__Data__
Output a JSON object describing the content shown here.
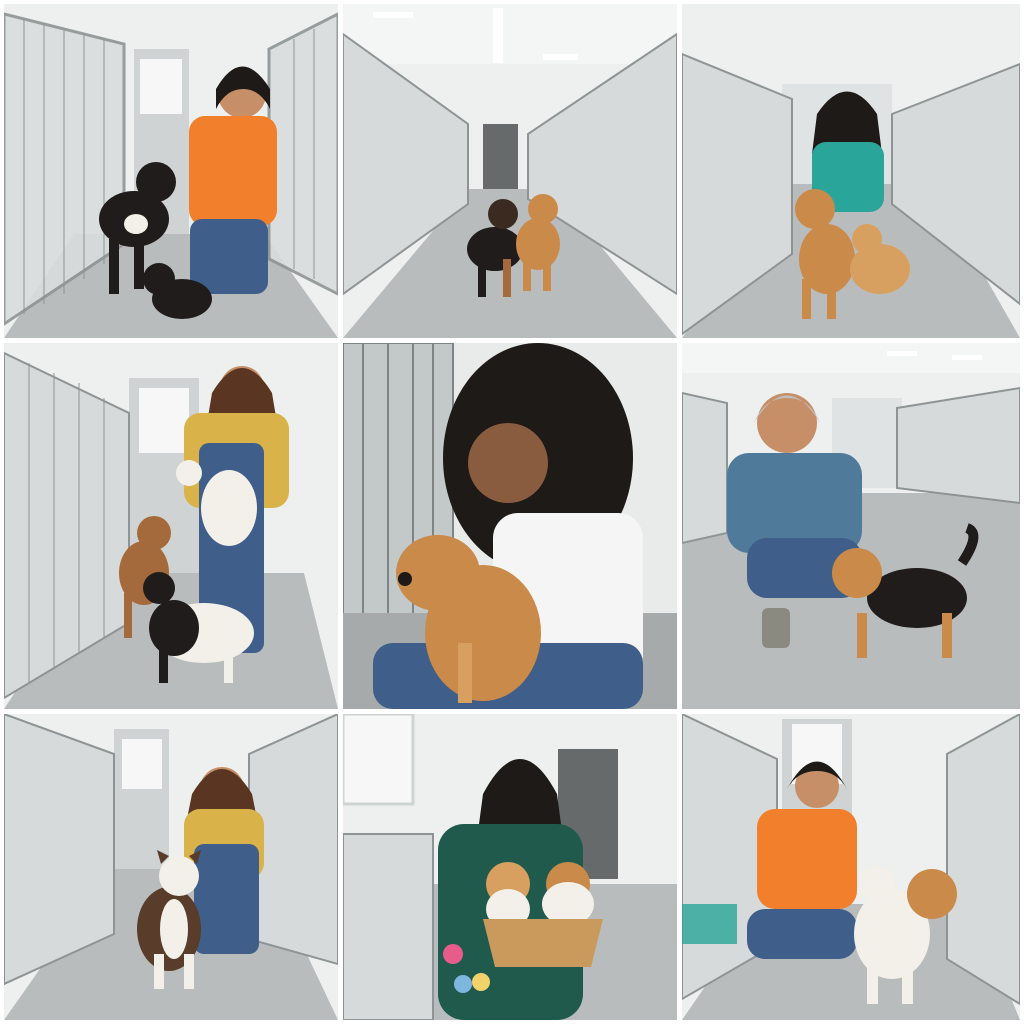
{
  "collage": {
    "layout": "3x3 photo grid",
    "background": "#ffffff",
    "panels": [
      {
        "id": "p1",
        "scene": "kennel-aisle",
        "people": "woman-orange-polo",
        "animals": [
          "dog-black",
          "puppy-black"
        ]
      },
      {
        "id": "p2",
        "scene": "kennel-aisle-long",
        "people": "none",
        "animals": [
          "dog-black-tan",
          "dog-tan"
        ]
      },
      {
        "id": "p3",
        "scene": "kennel-aisle",
        "people": "woman-teal-shirt",
        "animals": [
          "dog-tan",
          "dog-tan-small"
        ]
      },
      {
        "id": "p4",
        "scene": "kennel-aisle",
        "people": "woman-overalls",
        "animals": [
          "dog-white-held",
          "dog-brown",
          "dog-black-white"
        ]
      },
      {
        "id": "p5",
        "scene": "kennel-closeup",
        "people": "woman-white-tank",
        "animals": [
          "terrier-tan"
        ]
      },
      {
        "id": "p6",
        "scene": "kennel-room",
        "people": "woman-gray-hair-blue-polo",
        "animals": [
          "terrier-black-tan"
        ]
      },
      {
        "id": "p7",
        "scene": "kennel-aisle",
        "people": "woman-overalls",
        "animals": [
          "dog-brindle-white"
        ]
      },
      {
        "id": "p8",
        "scene": "kennel-room",
        "people": "woman-green-jacket",
        "animals": [
          "cat-orange-white",
          "cat-calico"
        ]
      },
      {
        "id": "p9",
        "scene": "kennel-aisle",
        "people": "woman-orange-polo",
        "animals": [
          "dog-white-tan"
        ]
      }
    ],
    "colors": {
      "wall": "#eef0ef",
      "floor": "#b9bcbc",
      "cage": "#8e9494",
      "door": "#cfd3d3",
      "orange": "#f27f2c",
      "teal": "#2aa59a",
      "mustard": "#d9b24a",
      "denim": "#3f5f8a",
      "white_top": "#f5f5f5",
      "blue_polo": "#4f7a9a",
      "green_jacket": "#1f5a4d",
      "skin": "#c78f67",
      "hair_black": "#1d1a18",
      "hair_brown": "#5a3522",
      "hair_gray": "#bfbfbf",
      "dog_black": "#1f1c1b",
      "dog_tan": "#c98a4a",
      "dog_white": "#f3efe9",
      "basket": "#c99a5b"
    }
  }
}
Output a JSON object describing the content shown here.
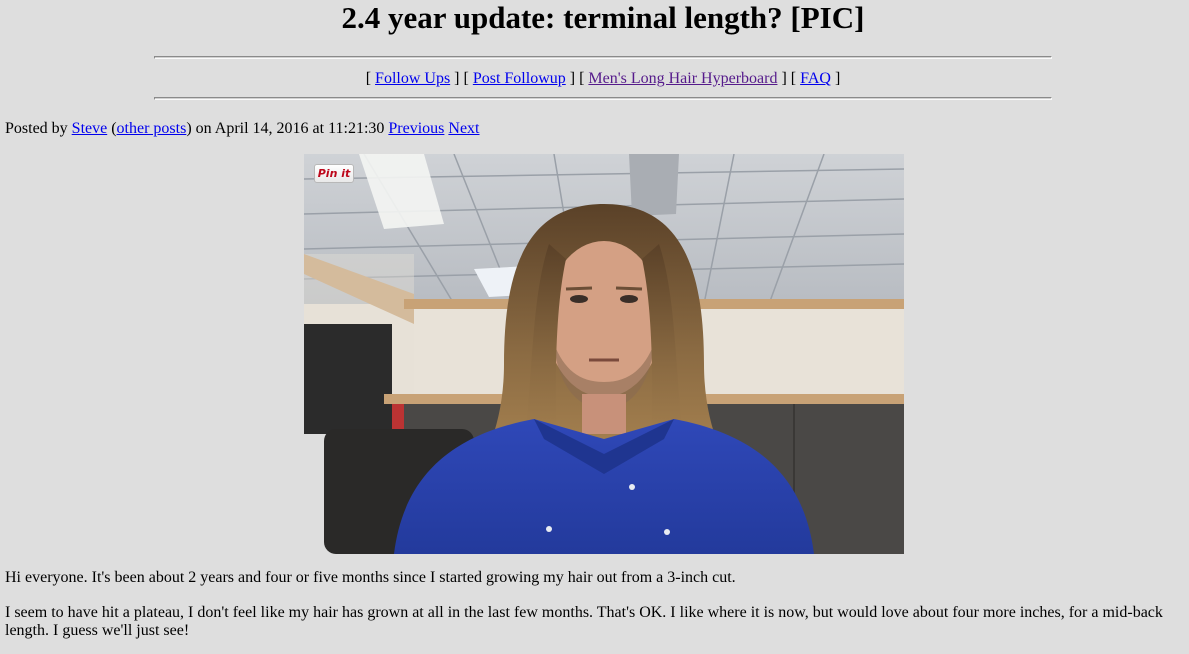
{
  "post": {
    "title": "2.4 year update: terminal length? [PIC]"
  },
  "nav": {
    "open1": "[ ",
    "follow_ups": "Follow Ups",
    "sep1": " ] [ ",
    "post_followup": "Post Followup",
    "sep2": " ] [ ",
    "hyperboard": "Men's Long Hair Hyperboard",
    "sep3": " ] [ ",
    "faq": "FAQ",
    "close": " ]"
  },
  "meta": {
    "posted_by": "Posted by ",
    "author": "Steve",
    "paren_open": " (",
    "other_posts": "other posts",
    "date_text": ") on April 14, 2016 at 11:21:30 ",
    "previous": "Previous",
    "next": "Next"
  },
  "image": {
    "pin_label": "Pin it"
  },
  "body": {
    "paragraph1": "Hi everyone. It's been about 2 years and four or five months since I started growing my hair out from a 3-inch cut.",
    "paragraph2": "I seem to have hit a plateau, I don't feel like my hair has grown at all in the last few months. That's OK. I like where it is now, but would love about four more inches, for a mid-back length. I guess we'll just see!"
  },
  "colors": {
    "background": "#dedede",
    "link": "#0000ee",
    "visited_link": "#551a8b",
    "pinterest_red": "#bd081c"
  }
}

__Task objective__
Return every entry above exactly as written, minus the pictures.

__Reply__
Output a JSON object describing the content shown here.
{
  "collage": {
    "layout": "3x3 photo grid",
    "background": "#ffffff",
    "panels": [
      {
        "id": "p1",
        "scene": "kennel-aisle",
        "people": "woman-orange-polo",
        "animals": [
          "dog-black",
          "puppy-black"
        ]
      },
      {
        "id": "p2",
        "scene": "kennel-aisle-long",
        "people": "none",
        "animals": [
          "dog-black-tan",
          "dog-tan"
        ]
      },
      {
        "id": "p3",
        "scene": "kennel-aisle",
        "people": "woman-teal-shirt",
        "animals": [
          "dog-tan",
          "dog-tan-small"
        ]
      },
      {
        "id": "p4",
        "scene": "kennel-aisle",
        "people": "woman-overalls",
        "animals": [
          "dog-white-held",
          "dog-brown",
          "dog-black-white"
        ]
      },
      {
        "id": "p5",
        "scene": "kennel-closeup",
        "people": "woman-white-tank",
        "animals": [
          "terrier-tan"
        ]
      },
      {
        "id": "p6",
        "scene": "kennel-room",
        "people": "woman-gray-hair-blue-polo",
        "animals": [
          "terrier-black-tan"
        ]
      },
      {
        "id": "p7",
        "scene": "kennel-aisle",
        "people": "woman-overalls",
        "animals": [
          "dog-brindle-white"
        ]
      },
      {
        "id": "p8",
        "scene": "kennel-room",
        "people": "woman-green-jacket",
        "animals": [
          "cat-orange-white",
          "cat-calico"
        ]
      },
      {
        "id": "p9",
        "scene": "kennel-aisle",
        "people": "woman-orange-polo",
        "animals": [
          "dog-white-tan"
        ]
      }
    ],
    "colors": {
      "wall": "#eef0ef",
      "floor": "#b9bcbc",
      "cage": "#8e9494",
      "door": "#cfd3d3",
      "orange": "#f27f2c",
      "teal": "#2aa59a",
      "mustard": "#d9b24a",
      "denim": "#3f5f8a",
      "white_top": "#f5f5f5",
      "blue_polo": "#4f7a9a",
      "green_jacket": "#1f5a4d",
      "skin": "#c78f67",
      "hair_black": "#1d1a18",
      "hair_brown": "#5a3522",
      "hair_gray": "#bfbfbf",
      "dog_black": "#1f1c1b",
      "dog_tan": "#c98a4a",
      "dog_white": "#f3efe9",
      "basket": "#c99a5b"
    }
  }
}
Output a JSON object describing the content shown here.
{
  "post": {
    "title": "2.4 year update: terminal length? [PIC]"
  },
  "nav": {
    "open1": "[ ",
    "follow_ups": "Follow Ups",
    "sep1": " ] [ ",
    "post_followup": "Post Followup",
    "sep2": " ] [ ",
    "hyperboard": "Men's Long Hair Hyperboard",
    "sep3": " ] [ ",
    "faq": "FAQ",
    "close": " ]"
  },
  "meta": {
    "posted_by": "Posted by ",
    "author": "Steve",
    "paren_open": " (",
    "other_posts": "other posts",
    "date_text": ") on April 14, 2016 at 11:21:30 ",
    "previous": "Previous",
    "next": "Next"
  },
  "image": {
    "pin_label": "Pin it"
  },
  "body": {
    "paragraph1": "Hi everyone. It's been about 2 years and four or five months since I started growing my hair out from a 3-inch cut.",
    "paragraph2": "I seem to have hit a plateau, I don't feel like my hair has grown at all in the last few months. That's OK. I like where it is now, but would love about four more inches, for a mid-back length. I guess we'll just see!"
  },
  "colors": {
    "background": "#dedede",
    "link": "#0000ee",
    "visited_link": "#551a8b",
    "pinterest_red": "#bd081c"
  }
}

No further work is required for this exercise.